You are probably wondering where to begin to recover from apraxia. If you are like me, you and your child are both frustrated by dealing with a language delay and a lack of progress. Considering apraxia is a fairly rare disorder you may be having a hard time finding resources locally.
If you suspect apraxia discuss it with your child's pediatrician and get a referral for a speech evaluation. For an accurate diagnosis you need an evaluation with a speech therapist who has experience with children.
If your child is already diagnosed with apraxia, it's time to get to work. There are many things you can do at home to help your child in addition to speech therapy.
I have some interesting articles here to provide you with some background knowledge to get started with. However I urge you to make sure your child is following the speech diet , you look in to sound therapy and you find a speech therapist you are comfortable with.
In addition to these articles, I have written an eBook for parents to help them to understand apraxia and help them to help their children recover from apraxia. You can download it instantly: Get Apraxia Explained
When my daughter was first diagnosed with apraxia I had never heard of it before. To begin with I needed to know - "What is apraxia?" so I would know what we were dealing with. I also wanted to know what a child's normal speech development should be. It was hard for me to accept that my child was behind. However, understanding apraxia helped me to accept her as she was, which is very important to helping your child learn and grow.
Lack of speech can sometimes cause problems with discipline - for help and answers to your discipline concerns Click Here

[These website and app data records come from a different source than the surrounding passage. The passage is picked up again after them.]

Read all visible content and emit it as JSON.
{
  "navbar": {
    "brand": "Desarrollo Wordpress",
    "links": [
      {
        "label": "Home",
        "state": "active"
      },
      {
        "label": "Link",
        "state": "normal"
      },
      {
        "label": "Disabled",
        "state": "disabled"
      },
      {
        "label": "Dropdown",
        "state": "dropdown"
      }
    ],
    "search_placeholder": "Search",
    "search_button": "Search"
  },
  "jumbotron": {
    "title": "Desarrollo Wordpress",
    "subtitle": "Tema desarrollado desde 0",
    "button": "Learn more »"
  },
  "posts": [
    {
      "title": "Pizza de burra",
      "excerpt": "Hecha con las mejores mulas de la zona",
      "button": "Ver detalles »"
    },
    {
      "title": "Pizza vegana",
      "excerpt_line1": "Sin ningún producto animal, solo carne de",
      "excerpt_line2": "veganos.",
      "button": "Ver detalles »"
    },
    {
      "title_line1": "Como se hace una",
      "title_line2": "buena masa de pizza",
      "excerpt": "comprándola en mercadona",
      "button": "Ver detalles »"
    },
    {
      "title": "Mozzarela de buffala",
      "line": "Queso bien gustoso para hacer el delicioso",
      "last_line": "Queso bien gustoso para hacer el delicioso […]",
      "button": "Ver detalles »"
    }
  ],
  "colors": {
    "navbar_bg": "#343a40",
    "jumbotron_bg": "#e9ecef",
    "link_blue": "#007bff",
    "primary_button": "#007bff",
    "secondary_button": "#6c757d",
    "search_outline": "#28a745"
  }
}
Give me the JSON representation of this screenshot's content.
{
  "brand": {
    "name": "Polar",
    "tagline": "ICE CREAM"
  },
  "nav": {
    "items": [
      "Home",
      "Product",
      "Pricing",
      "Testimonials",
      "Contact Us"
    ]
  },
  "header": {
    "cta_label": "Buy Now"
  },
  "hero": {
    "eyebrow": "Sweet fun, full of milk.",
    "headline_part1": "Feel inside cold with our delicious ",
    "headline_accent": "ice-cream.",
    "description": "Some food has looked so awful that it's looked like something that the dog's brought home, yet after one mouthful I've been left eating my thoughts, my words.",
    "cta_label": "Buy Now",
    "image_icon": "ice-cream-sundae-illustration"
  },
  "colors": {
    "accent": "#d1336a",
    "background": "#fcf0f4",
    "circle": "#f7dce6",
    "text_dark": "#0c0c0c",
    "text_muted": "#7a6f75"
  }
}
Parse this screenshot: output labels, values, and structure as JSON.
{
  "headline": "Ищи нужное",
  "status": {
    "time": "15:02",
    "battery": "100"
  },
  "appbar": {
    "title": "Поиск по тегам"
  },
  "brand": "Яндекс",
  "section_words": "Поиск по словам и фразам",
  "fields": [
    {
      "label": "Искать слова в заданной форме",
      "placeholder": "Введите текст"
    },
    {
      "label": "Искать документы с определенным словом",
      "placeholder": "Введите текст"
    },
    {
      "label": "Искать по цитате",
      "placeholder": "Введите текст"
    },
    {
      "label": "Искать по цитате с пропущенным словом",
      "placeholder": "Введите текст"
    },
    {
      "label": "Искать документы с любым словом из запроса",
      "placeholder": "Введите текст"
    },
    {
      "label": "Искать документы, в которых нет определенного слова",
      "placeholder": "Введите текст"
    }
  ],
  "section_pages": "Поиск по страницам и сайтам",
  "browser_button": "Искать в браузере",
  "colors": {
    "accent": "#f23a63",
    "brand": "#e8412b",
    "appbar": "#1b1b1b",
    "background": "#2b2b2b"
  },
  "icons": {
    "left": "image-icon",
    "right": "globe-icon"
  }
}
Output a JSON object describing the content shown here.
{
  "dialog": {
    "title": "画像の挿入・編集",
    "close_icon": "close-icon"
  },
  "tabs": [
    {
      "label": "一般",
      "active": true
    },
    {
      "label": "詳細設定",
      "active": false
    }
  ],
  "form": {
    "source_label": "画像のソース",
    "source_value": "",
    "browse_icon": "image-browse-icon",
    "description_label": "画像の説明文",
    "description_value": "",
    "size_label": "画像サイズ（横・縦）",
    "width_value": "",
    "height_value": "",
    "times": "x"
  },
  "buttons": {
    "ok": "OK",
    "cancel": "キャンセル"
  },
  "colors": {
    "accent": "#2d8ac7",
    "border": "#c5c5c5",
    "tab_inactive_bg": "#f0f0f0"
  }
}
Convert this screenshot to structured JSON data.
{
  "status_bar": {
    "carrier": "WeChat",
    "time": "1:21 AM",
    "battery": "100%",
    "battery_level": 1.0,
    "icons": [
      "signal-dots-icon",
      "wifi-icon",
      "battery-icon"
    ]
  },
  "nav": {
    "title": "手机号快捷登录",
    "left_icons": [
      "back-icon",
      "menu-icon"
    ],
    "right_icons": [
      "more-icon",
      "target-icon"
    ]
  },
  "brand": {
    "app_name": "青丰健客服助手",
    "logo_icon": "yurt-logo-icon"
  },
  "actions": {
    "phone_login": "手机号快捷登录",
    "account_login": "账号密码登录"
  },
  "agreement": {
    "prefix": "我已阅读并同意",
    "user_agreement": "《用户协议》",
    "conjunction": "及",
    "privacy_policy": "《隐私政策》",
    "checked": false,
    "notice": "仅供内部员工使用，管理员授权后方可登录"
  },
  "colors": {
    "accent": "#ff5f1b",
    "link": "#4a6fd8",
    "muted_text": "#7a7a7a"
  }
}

Due to her lack of speech our daughter was also tested for autism and was screened for other disorders. Autism and apraxia are both neurological disorders that have differences and some similarities. To learn more, click here: Apraxia and Autism
In my research, I have read many books on apraxia and parenting. I have listed a few of my favorite books here. Just learning about apraxia and how others have overcame it, gave me hope that my daughter would speak normally some day too.